After being shamed by Waste Watch Ottawa into addressing a ho-hum diversion rate, council’s environment committee on Tuesday held a question-and-answer session with staff about recycling and green bins.

The city is still having trouble helping people conquer their fear of the “yuck factor” in separating gooey organics from dry garbage, according to Kevin Wylie, the general manager of public works and environmental services.

Allowing people to use plastic bags, instead of only paper products, has been billed as one possible solution to increase the usage rate, but the city is still duking it out with Orgaworld over the 20-year green bin contract signed in 2008.

The legal tussle between the city and Orgaworld is over leaf and yard waste, but it’s getting in the way of other potential initiatives, such as using plastic bags.

“It boggles the mind that with an arbitrator ruling that essentially said the city was in the right that we’d be still here years later,” said Coun. David Chernushenko, chair of the environment committee.

“I’ll be blunt. It sucks.”

In 2014, the city’s auditor general exposed the poor planning leading up to the green bin contract. Taxpayers have been shelling out more money than necessary to process residential organics.

About 51 per cent of residents are using green bins for organic waste.
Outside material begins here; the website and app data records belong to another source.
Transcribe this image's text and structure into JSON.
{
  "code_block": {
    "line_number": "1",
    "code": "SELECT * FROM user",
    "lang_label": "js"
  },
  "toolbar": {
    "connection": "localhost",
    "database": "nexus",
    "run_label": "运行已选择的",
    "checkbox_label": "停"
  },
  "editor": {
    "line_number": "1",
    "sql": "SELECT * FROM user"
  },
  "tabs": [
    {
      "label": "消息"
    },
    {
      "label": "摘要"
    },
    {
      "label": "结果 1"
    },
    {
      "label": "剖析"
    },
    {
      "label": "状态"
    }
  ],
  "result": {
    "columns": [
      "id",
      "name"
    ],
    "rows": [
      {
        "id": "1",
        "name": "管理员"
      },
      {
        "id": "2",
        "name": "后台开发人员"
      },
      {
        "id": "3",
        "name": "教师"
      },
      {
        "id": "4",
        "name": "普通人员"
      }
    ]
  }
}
Chernushenko accepts that more people might find it easier to use the green bin if plastic bags were allowed, but he doesn’t believe it’s the only answer to improving usage rates.